Records contained in a dataset:
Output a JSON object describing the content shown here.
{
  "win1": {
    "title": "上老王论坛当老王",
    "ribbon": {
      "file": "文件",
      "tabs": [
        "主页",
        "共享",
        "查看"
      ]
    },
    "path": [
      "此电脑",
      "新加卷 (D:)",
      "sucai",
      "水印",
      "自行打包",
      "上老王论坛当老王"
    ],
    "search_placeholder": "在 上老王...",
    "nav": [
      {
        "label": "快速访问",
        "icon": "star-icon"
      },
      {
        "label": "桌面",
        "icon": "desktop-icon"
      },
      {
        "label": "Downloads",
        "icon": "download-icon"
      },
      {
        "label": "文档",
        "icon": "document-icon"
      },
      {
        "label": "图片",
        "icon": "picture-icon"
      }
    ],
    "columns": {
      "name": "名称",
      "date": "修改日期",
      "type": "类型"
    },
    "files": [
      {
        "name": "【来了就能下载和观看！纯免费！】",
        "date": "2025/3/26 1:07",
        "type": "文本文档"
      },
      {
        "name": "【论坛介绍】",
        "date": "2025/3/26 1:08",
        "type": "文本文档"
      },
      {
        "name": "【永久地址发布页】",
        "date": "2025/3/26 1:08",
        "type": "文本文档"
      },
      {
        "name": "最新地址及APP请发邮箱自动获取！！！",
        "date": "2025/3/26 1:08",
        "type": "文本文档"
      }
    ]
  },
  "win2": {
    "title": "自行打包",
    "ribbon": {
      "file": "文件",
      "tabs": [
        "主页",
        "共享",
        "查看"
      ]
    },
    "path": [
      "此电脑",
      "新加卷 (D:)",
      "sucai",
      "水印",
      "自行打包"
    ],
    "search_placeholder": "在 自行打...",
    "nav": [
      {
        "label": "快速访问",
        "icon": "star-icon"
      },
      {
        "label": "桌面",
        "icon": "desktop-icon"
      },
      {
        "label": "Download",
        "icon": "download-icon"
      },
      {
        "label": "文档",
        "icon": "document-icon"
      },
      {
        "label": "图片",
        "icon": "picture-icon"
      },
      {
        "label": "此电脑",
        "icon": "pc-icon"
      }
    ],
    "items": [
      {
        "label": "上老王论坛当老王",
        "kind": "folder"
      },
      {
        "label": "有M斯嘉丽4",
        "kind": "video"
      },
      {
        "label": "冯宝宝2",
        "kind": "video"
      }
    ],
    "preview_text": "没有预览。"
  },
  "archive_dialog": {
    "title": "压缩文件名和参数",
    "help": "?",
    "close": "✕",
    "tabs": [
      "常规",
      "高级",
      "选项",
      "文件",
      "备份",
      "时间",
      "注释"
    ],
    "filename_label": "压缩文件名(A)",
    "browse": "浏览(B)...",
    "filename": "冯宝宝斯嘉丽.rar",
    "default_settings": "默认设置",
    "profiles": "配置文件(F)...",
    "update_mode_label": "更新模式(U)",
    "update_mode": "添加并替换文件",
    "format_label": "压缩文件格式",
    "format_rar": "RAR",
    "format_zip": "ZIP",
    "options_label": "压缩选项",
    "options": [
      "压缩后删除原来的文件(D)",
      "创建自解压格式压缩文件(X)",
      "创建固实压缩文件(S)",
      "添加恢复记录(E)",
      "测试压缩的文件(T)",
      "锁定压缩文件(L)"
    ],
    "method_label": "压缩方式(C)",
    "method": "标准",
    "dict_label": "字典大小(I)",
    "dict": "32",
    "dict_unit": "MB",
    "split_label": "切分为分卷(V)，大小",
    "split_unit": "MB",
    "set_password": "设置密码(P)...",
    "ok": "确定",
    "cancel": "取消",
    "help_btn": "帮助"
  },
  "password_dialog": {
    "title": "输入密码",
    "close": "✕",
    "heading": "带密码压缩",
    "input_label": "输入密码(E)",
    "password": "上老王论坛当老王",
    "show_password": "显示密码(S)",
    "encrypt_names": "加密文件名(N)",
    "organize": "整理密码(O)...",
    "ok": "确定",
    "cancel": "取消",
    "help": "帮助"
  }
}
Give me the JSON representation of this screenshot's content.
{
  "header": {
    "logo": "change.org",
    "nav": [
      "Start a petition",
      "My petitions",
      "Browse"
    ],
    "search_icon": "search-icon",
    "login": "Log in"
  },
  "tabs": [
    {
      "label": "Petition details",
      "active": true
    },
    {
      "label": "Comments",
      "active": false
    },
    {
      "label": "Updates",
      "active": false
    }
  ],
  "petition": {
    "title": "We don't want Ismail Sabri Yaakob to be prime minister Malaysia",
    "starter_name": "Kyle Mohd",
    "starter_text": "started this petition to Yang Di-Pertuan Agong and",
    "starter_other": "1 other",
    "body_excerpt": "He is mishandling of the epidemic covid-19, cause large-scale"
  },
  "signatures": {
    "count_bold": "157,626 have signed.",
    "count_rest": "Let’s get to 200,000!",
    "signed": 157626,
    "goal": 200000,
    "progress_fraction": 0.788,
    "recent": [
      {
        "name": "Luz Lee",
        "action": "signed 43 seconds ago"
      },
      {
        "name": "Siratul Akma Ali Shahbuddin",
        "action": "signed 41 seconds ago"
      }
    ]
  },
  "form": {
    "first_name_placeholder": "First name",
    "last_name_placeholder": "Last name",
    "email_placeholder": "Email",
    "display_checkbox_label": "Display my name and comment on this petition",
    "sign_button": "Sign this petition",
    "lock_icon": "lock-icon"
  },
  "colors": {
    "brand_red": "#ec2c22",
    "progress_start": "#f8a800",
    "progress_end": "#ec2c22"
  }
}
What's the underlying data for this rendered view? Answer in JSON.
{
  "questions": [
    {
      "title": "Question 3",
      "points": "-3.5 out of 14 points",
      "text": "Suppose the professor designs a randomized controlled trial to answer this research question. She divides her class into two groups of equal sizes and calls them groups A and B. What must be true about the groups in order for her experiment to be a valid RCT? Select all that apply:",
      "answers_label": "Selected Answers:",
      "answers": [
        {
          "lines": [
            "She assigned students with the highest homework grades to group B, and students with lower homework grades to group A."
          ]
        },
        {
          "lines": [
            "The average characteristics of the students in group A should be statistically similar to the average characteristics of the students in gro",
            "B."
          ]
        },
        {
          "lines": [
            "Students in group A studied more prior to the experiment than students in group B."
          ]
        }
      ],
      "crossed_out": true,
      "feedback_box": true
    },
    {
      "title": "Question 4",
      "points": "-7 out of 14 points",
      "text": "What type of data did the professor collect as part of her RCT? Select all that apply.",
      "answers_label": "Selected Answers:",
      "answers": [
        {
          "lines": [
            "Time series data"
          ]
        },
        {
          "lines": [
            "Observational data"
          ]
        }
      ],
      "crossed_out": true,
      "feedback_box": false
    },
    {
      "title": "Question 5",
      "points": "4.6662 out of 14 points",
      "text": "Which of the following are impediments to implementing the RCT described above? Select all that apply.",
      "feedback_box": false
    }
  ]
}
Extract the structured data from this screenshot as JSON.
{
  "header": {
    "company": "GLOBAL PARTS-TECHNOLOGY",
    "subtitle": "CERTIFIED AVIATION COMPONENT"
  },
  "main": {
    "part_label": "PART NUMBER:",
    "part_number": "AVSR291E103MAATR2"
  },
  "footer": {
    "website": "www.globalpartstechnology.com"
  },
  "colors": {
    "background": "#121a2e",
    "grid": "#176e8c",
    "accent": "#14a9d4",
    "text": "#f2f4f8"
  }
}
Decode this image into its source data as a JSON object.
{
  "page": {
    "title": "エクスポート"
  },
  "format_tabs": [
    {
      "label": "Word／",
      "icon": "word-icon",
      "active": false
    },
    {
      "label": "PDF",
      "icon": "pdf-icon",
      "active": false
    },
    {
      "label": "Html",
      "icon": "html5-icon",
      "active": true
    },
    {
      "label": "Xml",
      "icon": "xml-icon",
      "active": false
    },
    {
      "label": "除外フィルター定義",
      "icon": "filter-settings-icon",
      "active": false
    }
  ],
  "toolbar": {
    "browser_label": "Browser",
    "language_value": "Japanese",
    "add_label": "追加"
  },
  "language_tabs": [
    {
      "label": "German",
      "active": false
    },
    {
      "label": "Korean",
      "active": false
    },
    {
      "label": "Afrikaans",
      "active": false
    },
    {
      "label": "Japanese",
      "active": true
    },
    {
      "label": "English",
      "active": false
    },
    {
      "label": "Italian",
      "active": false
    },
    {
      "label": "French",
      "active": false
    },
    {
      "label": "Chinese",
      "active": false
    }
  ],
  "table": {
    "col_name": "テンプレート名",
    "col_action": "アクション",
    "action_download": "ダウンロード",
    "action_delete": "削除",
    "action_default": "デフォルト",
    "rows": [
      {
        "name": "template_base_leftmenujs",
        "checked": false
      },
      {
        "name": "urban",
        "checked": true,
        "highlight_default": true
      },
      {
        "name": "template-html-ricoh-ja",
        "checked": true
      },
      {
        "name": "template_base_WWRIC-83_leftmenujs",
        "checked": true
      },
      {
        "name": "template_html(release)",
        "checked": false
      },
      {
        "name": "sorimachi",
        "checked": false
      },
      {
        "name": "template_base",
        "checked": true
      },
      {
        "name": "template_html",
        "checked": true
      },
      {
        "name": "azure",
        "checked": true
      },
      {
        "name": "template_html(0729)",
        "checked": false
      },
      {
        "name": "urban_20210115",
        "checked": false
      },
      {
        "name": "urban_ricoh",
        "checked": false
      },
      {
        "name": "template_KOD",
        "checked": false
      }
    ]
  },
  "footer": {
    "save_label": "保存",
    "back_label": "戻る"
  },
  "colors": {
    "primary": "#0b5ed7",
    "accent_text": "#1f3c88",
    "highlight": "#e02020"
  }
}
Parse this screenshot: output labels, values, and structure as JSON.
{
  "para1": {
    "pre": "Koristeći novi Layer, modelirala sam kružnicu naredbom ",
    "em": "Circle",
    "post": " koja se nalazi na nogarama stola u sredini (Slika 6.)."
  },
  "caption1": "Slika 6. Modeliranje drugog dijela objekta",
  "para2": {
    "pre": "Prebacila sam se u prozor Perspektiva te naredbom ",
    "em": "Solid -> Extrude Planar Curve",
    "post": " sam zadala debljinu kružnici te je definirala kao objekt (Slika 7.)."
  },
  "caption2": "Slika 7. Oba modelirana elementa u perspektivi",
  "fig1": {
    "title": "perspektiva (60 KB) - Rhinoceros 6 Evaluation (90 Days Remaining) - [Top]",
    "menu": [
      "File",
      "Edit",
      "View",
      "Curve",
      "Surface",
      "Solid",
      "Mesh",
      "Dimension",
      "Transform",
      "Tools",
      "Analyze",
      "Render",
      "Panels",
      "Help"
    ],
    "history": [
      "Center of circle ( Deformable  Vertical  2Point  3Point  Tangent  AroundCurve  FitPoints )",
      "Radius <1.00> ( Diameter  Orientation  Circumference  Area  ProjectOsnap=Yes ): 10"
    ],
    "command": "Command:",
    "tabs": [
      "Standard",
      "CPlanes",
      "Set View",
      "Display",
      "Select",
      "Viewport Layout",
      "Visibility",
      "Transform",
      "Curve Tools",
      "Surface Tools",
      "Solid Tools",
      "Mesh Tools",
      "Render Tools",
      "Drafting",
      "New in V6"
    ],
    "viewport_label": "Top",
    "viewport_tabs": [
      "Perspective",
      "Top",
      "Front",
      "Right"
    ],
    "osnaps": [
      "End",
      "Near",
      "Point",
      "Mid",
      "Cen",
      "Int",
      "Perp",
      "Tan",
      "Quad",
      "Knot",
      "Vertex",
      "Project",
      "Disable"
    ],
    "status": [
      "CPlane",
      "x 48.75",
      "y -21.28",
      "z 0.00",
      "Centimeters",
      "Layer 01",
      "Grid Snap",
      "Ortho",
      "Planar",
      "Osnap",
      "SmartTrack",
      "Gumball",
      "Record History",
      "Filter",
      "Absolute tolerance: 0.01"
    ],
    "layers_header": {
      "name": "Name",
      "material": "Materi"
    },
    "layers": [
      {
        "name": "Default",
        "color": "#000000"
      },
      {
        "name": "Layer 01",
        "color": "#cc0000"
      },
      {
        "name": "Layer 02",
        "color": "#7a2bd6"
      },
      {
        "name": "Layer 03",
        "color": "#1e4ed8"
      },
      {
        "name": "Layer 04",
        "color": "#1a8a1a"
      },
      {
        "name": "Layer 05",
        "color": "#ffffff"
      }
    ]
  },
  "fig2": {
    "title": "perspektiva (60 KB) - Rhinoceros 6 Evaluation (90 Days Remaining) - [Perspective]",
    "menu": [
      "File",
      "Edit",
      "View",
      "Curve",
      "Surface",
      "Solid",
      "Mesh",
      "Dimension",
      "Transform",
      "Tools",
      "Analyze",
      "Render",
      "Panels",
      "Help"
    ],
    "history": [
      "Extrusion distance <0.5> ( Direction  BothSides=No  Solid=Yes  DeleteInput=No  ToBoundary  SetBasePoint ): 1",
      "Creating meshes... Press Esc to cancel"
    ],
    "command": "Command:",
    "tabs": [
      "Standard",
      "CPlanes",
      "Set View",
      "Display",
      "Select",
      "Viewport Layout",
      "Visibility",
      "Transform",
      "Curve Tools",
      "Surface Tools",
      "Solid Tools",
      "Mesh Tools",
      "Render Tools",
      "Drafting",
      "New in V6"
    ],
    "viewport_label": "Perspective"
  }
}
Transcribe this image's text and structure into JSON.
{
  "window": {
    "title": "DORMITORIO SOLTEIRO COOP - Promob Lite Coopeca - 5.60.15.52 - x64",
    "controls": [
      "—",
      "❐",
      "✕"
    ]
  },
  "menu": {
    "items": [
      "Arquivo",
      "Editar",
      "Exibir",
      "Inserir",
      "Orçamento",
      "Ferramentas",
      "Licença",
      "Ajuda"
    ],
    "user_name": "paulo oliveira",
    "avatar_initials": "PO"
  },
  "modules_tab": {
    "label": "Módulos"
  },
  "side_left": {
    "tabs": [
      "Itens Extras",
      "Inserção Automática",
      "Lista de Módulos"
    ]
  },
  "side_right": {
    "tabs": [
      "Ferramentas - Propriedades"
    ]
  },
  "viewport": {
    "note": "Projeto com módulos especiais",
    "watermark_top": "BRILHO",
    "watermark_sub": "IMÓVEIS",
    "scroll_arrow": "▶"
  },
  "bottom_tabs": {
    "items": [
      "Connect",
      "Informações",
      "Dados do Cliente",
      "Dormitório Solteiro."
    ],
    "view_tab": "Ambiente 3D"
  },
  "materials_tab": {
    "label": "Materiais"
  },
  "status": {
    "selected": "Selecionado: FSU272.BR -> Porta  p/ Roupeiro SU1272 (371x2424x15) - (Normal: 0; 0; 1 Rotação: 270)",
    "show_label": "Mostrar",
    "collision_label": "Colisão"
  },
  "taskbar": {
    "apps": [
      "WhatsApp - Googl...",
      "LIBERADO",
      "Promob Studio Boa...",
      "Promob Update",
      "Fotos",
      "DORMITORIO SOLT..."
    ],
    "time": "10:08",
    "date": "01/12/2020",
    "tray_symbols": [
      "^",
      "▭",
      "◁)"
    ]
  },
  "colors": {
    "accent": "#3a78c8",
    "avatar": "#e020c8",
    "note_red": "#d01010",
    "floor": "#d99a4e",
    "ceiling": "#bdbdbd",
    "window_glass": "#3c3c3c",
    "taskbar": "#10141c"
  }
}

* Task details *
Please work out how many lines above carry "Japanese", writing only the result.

* Result of the task *
2